[Opening Data for this exercise section]

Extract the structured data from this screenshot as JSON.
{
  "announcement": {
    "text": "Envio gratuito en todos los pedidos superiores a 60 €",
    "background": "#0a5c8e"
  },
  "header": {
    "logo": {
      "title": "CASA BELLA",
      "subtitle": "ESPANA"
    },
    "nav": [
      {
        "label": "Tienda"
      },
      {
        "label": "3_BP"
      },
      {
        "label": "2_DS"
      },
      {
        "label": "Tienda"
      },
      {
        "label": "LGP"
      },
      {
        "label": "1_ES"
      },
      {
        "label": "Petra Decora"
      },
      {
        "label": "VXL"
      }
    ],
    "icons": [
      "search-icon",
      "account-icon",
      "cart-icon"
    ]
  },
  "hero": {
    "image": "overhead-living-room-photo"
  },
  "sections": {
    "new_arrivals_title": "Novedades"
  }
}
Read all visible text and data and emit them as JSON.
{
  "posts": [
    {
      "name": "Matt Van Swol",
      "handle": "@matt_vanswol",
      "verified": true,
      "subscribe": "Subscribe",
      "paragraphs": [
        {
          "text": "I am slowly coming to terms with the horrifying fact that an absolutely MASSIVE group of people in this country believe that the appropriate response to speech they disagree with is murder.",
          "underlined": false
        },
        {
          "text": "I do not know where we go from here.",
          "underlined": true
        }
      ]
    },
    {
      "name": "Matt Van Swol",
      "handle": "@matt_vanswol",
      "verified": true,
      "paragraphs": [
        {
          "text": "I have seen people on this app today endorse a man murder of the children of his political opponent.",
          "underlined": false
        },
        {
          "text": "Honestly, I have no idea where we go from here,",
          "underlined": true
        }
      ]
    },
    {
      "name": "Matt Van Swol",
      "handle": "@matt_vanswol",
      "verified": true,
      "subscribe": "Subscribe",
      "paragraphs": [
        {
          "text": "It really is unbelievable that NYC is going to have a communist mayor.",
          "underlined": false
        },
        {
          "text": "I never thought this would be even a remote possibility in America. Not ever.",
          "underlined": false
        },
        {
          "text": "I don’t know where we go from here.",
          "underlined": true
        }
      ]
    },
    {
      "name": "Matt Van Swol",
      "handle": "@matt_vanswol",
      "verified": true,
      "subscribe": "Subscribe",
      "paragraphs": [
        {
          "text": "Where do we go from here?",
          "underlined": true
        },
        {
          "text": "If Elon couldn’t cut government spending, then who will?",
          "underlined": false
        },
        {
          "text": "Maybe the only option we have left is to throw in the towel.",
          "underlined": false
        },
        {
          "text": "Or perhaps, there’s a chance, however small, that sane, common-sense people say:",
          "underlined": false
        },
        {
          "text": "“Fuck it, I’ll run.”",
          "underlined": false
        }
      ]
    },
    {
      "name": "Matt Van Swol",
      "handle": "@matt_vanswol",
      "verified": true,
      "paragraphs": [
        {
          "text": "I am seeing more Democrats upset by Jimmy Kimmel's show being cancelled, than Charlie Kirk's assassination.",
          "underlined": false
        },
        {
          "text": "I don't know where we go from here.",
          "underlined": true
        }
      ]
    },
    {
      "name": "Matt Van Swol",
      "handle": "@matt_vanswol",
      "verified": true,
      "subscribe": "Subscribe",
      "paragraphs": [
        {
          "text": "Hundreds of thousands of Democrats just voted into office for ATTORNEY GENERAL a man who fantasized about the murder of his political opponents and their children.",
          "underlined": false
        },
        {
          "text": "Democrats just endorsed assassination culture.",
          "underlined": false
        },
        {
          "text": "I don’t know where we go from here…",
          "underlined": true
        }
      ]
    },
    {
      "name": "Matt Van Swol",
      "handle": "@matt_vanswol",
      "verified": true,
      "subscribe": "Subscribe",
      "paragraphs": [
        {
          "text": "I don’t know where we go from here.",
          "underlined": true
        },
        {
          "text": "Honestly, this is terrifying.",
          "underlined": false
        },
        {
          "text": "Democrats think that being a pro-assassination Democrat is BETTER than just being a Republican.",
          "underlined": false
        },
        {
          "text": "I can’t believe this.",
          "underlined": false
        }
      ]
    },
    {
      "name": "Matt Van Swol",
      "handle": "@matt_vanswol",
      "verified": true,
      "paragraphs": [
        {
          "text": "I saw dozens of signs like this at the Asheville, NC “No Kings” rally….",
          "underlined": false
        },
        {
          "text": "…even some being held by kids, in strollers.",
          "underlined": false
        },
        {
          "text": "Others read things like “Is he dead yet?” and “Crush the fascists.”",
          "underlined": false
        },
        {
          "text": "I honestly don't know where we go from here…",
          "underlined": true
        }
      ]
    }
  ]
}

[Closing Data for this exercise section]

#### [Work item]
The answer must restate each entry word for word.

#### [Written reply]
Extract the structured data from this screenshot as JSON.
{
  "announcement": {
    "text": "Envio gratuito en todos los pedidos superiores a 60 €",
    "background": "#0a5c8e"
  },
  "header": {
    "logo": {
      "title": "CASA BELLA",
      "subtitle": "ESPANA"
    },
    "nav": [
      {
        "label": "Tienda"
      },
      {
        "label": "3_BP"
      },
      {
        "label": "2_DS"
      },
      {
        "label": "Tienda"
      },
      {
        "label": "LGP"
      },
      {
        "label": "1_ES"
      },
      {
        "label": "Petra Decora"
      },
      {
        "label": "VXL"
      }
    ],
    "icons": [
      "search-icon",
      "account-icon",
      "cart-icon"
    ]
  },
  "hero": {
    "image": "overhead-living-room-photo"
  },
  "sections": {
    "new_arrivals_title": "Novedades"
  }
}
Read all visible text and data and emit them as JSON.
{
  "posts": [
    {
      "name": "Matt Van Swol",
      "handle": "@matt_vanswol",
      "verified": true,
      "subscribe": "Subscribe",
      "paragraphs": [
        {
          "text": "I am slowly coming to terms with the horrifying fact that an absolutely MASSIVE group of people in this country believe that the appropriate response to speech they disagree with is murder.",
          "underlined": false
        },
        {
          "text": "I do not know where we go from here.",
          "underlined": true
        }
      ]
    },
    {
      "name": "Matt Van Swol",
      "handle": "@matt_vanswol",
      "verified": true,
      "paragraphs": [
        {
          "text": "I have seen people on this app today endorse a man murder of the children of his political opponent.",
          "underlined": false
        },
        {
          "text": "Honestly, I have no idea where we go from here,",
          "underlined": true
        }
      ]
    },
    {
      "name": "Matt Van Swol",
      "handle": "@matt_vanswol",
      "verified": true,
      "subscribe": "Subscribe",
      "paragraphs": [
        {
          "text": "It really is unbelievable that NYC is going to have a communist mayor.",
          "underlined": false
        },
        {
          "text": "I never thought this would be even a remote possibility in America. Not ever.",
          "underlined": false
        },
        {
          "text": "I don’t know where we go from here.",
          "underlined": true
        }
      ]
    },
    {
      "name": "Matt Van Swol",
      "handle": "@matt_vanswol",
      "verified": true,
      "subscribe": "Subscribe",
      "paragraphs": [
        {
          "text": "Where do we go from here?",
          "underlined": true
        },
        {
          "text": "If Elon couldn’t cut government spending, then who will?",
          "underlined": false
        },
        {
          "text": "Maybe the only option we have left is to throw in the towel.",
          "underlined": false
        },
        {
          "text": "Or perhaps, there’s a chance, however small, that sane, common-sense people say:",
          "underlined": false
        },
        {
          "text": "“Fuck it, I’ll run.”",
          "underlined": false
        }
      ]
    },
    {
      "name": "Matt Van Swol",
      "handle": "@matt_vanswol",
      "verified": true,
      "paragraphs": [
        {
          "text": "I am seeing more Democrats upset by Jimmy Kimmel's show being cancelled, than Charlie Kirk's assassination.",
          "underlined": false
        },
        {
          "text": "I don't know where we go from here.",
          "underlined": true
        }
      ]
    },
    {
      "name": "Matt Van Swol",
      "handle": "@matt_vanswol",
      "verified": true,
      "subscribe": "Subscribe",
      "paragraphs": [
        {
          "text": "Hundreds of thousands of Democrats just voted into office for ATTORNEY GENERAL a man who fantasized about the murder of his political opponents and their children.",
          "underlined": false
        },
        {
          "text": "Democrats just endorsed assassination culture.",
          "underlined": false
        },
        {
          "text": "I don’t know where we go from here…",
          "underlined": true
        }
      ]
    },
    {
      "name": "Matt Van Swol",
      "handle": "@matt_vanswol",
      "verified": true,
      "subscribe": "Subscribe",
      "paragraphs": [
        {
          "text": "I don’t know where we go from here.",
          "underlined": true
        },
        {
          "text": "Honestly, this is terrifying.",
          "underlined": false
        },
        {
          "text": "Democrats think that being a pro-assassination Democrat is BETTER than just being a Republican.",
          "underlined": false
        },
        {
          "text": "I can’t believe this.",
          "underlined": false
        }
      ]
    },
    {
      "name": "Matt Van Swol",
      "handle": "@matt_vanswol",
      "verified": true,
      "paragraphs": [
        {
          "text": "I saw dozens of signs like this at the Asheville, NC “No Kings” rally….",
          "underlined": false
        },
        {
          "text": "…even some being held by kids, in strollers.",
          "underlined": false
        },
        {
          "text": "Others read things like “Is he dead yet?” and “Crush the fascists.”",
          "underlined": false
        },
        {
          "text": "I honestly don't know where we go from here…",
          "underlined": true
        }
      ]
    }
  ]
}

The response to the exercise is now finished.